WFP Ethiopia Market Watch, March 2022



• Inflation: Ethiopia’s inflation remained in two digits for the last three years, despite government efforts to contain inflation to a single digit. The headline inflation slightly reduced from 34.5 percent in January 2022 to 33.6 percent in February 2022; however, food inflation increased primarily driven by surging bread and cereals, and fats and oil indexes, rising food inflation from 39.9 percent in January 2022 to 41.9 percent in February, the second highest rate in a decade. The highest food inflation for February 2022 were recorded in Harari (49.9 percent), Gambela (48.3 percent), and Benishangul Gumuz (47.7 percent).

• Exchange rates: the National Bank of Ethiopia has slowed down the rate of creeping devaluation in February and March, with 1USD for ETB 50.92 by March. On the parallel market, 1USD was exchanged for ETB 64 in February 2022.

• Implication of the war in Ukraine on food security in Ethiopia: prices of fuel, food (wheat and vegetable oil), fertilizers, steel and iron have increased in the international markets since the war started. Ethiopia imports large amounts of wheat, with about 25 percent of domestic demand for wheat met through imports. The price transmission of wheat from global market is expected to be severe in Somali region. The price of fertilizer has nearly tripled, which may constrain farmers from using fertilizer, with negative repercussions on production and food prices. The elevation of the prices of iron and steel is expected to dampen employment opportunities in the construction sector. As the Government of Ethiopia (GoE) is moving away from fuel subsidy, a surge in fuel pump prices will further escalate the cost of living, both through food prices and supply chain-related fuel costs.

• Prices in conflict affected areas in Northern Ethiopia: When compared to prices in Dessie (reference market), the prices of maize, sorghum, and wheat grain are 51, 39, and 21 percent higher in Mekelle. Imported items such as rice and edible oil are being sold at prices that are 166 and 141 percent higher.
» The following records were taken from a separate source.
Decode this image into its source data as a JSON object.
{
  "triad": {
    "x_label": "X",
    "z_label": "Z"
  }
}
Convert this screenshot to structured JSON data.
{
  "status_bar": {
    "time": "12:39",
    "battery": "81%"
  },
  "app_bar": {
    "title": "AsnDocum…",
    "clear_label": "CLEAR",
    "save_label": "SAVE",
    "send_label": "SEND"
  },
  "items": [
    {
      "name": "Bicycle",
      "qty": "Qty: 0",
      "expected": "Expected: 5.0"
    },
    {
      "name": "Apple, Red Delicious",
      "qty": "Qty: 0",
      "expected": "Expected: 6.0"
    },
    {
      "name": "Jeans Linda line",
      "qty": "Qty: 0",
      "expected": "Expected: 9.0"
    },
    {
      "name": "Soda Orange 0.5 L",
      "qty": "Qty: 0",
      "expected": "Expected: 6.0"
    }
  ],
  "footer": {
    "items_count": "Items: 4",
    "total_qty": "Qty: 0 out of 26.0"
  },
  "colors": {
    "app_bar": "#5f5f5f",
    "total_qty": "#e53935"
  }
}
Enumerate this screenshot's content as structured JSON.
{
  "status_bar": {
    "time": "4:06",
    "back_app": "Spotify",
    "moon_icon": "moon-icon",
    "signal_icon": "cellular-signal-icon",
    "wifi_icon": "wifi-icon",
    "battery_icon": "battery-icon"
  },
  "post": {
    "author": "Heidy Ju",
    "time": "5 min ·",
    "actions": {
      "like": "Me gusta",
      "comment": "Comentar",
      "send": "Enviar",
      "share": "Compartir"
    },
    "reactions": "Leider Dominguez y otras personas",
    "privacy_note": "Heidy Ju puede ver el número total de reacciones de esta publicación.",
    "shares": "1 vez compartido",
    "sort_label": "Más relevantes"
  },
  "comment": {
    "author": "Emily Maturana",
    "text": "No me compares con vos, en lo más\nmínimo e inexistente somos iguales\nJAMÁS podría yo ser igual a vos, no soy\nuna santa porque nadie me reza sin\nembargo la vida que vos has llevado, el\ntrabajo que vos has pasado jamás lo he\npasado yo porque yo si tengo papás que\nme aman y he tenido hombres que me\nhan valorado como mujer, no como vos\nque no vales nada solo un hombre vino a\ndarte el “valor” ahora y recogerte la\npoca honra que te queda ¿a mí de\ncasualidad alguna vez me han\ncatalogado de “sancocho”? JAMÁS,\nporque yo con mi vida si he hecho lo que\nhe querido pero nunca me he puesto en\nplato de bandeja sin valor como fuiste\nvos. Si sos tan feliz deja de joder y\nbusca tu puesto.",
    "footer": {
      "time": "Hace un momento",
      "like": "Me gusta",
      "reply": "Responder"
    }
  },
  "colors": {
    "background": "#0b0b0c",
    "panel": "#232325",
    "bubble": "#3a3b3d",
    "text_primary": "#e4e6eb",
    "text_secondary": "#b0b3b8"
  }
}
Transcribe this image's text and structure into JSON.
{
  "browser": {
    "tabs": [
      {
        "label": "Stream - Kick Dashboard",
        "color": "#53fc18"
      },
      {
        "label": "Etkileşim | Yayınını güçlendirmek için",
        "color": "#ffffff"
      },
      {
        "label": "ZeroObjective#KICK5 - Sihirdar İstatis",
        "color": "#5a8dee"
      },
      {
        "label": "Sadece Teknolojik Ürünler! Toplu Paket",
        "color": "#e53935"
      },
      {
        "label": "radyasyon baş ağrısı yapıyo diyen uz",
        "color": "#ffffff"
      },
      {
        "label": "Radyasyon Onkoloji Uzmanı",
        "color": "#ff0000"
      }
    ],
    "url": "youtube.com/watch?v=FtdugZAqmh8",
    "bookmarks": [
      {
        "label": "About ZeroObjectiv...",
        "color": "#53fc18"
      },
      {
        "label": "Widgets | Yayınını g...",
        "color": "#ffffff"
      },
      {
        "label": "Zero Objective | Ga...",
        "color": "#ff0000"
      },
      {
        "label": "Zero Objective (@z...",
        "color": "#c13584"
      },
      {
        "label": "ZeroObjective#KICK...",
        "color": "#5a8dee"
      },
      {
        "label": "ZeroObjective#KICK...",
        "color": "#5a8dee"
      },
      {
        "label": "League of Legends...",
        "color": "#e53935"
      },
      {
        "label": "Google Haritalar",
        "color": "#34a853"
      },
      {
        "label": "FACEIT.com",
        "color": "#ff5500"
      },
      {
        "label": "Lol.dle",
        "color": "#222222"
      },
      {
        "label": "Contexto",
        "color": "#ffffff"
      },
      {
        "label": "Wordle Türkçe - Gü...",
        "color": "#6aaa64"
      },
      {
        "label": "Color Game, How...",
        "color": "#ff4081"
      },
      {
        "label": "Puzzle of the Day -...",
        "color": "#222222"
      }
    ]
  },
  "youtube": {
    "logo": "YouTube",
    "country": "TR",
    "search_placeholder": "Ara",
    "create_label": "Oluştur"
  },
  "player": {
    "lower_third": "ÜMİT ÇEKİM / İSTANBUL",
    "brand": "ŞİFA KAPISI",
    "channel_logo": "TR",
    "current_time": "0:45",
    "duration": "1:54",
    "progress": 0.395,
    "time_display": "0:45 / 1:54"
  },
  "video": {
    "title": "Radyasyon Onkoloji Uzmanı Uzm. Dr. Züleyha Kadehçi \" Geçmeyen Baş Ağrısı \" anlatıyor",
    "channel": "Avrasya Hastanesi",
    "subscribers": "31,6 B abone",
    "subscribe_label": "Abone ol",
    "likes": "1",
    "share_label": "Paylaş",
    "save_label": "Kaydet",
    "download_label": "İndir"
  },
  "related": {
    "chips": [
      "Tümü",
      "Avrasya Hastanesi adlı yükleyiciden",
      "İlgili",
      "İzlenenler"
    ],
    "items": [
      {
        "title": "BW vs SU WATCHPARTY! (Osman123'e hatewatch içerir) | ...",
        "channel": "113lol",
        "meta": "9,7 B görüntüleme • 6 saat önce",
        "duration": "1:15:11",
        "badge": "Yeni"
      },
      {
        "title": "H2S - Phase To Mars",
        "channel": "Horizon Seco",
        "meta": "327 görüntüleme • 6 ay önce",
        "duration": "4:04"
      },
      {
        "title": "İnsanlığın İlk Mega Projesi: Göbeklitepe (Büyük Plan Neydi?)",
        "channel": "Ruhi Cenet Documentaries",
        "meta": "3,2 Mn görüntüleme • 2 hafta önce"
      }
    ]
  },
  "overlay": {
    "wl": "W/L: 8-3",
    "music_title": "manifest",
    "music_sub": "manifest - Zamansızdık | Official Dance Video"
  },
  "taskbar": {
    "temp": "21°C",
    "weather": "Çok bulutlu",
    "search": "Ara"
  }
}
A similar trend was recorded in Afar in Sekota and Chifra markets, with higher prices for maize and sorghum observed when compared with Dessie markets.

• Terms of Trade (measure of purchasing power): in February 2022, an average sized goat in Kebridehar market of Somali region could only fetch 62 Kgs of maize compared to the 118 kgs at the same time last year, while only 54 kgs of wheat flour could be bought relative to 79 kg in February 2021.

• Market and food security outlook: Underpinned by the disruption due to the war in Ukraine, the broad supply of money to finance the budget deficit, the production loss and trade disruption due to the ongoing conflict in Northern Ethiopia, the anticipated spike in fuel pump prices and the upward tendency in the prices of food and non-food commodities (including fertilizer, steel and iron, vegetable oil, etc) in the international market is expected to drive inflation even to higher levels which worsens the food access among market reliant households.